(Data extracted from a collection)
-.-.-

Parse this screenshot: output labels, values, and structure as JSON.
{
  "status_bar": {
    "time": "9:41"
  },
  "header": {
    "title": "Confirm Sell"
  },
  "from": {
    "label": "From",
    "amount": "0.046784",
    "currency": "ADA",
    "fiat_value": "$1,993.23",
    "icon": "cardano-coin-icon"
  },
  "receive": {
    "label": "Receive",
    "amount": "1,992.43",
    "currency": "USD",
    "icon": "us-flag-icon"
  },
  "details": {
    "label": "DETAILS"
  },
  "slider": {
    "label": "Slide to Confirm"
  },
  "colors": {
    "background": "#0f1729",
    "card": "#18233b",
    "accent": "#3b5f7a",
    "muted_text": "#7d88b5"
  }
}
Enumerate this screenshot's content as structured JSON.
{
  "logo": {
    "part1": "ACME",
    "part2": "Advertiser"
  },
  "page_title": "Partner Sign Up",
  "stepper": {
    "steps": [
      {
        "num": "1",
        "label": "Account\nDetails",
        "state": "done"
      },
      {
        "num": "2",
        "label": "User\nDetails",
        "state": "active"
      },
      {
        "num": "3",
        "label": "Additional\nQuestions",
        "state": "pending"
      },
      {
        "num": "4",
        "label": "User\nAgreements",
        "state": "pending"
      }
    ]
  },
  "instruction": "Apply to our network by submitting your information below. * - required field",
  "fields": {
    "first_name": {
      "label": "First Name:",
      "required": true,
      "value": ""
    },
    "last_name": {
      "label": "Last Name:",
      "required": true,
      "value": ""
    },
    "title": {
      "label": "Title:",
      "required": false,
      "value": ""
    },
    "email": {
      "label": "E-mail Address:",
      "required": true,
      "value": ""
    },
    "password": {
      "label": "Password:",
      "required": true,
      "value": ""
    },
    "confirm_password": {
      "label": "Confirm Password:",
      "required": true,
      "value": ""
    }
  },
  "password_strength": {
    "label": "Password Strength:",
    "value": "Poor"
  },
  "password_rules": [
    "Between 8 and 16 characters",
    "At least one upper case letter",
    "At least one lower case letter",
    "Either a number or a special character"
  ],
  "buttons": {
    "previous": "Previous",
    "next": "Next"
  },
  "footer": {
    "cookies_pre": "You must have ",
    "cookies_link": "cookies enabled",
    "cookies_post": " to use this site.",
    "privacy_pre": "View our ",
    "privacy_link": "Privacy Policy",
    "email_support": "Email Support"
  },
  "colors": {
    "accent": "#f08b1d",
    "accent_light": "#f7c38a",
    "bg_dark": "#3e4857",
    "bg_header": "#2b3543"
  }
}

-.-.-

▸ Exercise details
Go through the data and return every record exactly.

▸ Reply
Parse this screenshot: output labels, values, and structure as JSON.
{
  "status_bar": {
    "time": "9:41"
  },
  "header": {
    "title": "Confirm Sell"
  },
  "from": {
    "label": "From",
    "amount": "0.046784",
    "currency": "ADA",
    "fiat_value": "$1,993.23",
    "icon": "cardano-coin-icon"
  },
  "receive": {
    "label": "Receive",
    "amount": "1,992.43",
    "currency": "USD",
    "icon": "us-flag-icon"
  },
  "details": {
    "label": "DETAILS"
  },
  "slider": {
    "label": "Slide to Confirm"
  },
  "colors": {
    "background": "#0f1729",
    "card": "#18233b",
    "accent": "#3b5f7a",
    "muted_text": "#7d88b5"
  }
}
Enumerate this screenshot's content as structured JSON.
{
  "logo": {
    "part1": "ACME",
    "part2": "Advertiser"
  },
  "page_title": "Partner Sign Up",
  "stepper": {
    "steps": [
      {
        "num": "1",
        "label": "Account\nDetails",
        "state": "done"
      },
      {
        "num": "2",
        "label": "User\nDetails",
        "state": "active"
      },
      {
        "num": "3",
        "label": "Additional\nQuestions",
        "state": "pending"
      },
      {
        "num": "4",
        "label": "User\nAgreements",
        "state": "pending"
      }
    ]
  },
  "instruction": "Apply to our network by submitting your information below. * - required field",
  "fields": {
    "first_name": {
      "label": "First Name:",
      "required": true,
      "value": ""
    },
    "last_name": {
      "label": "Last Name:",
      "required": true,
      "value": ""
    },
    "title": {
      "label": "Title:",
      "required": false,
      "value": ""
    },
    "email": {
      "label": "E-mail Address:",
      "required": true,
      "value": ""
    },
    "password": {
      "label": "Password:",
      "required": true,
      "value": ""
    },
    "confirm_password": {
      "label": "Confirm Password:",
      "required": true,
      "value": ""
    }
  },
  "password_strength": {
    "label": "Password Strength:",
    "value": "Poor"
  },
  "password_rules": [
    "Between 8 and 16 characters",
    "At least one upper case letter",
    "At least one lower case letter",
    "Either a number or a special character"
  ],
  "buttons": {
    "previous": "Previous",
    "next": "Next"
  },
  "footer": {
    "cookies_pre": "You must have ",
    "cookies_link": "cookies enabled",
    "cookies_post": " to use this site.",
    "privacy_pre": "View our ",
    "privacy_link": "Privacy Policy",
    "email_support": "Email Support"
  },
  "colors": {
    "accent": "#f08b1d",
    "accent_light": "#f7c38a",
    "bg_dark": "#3e4857",
    "bg_header": "#2b3543"
  }
}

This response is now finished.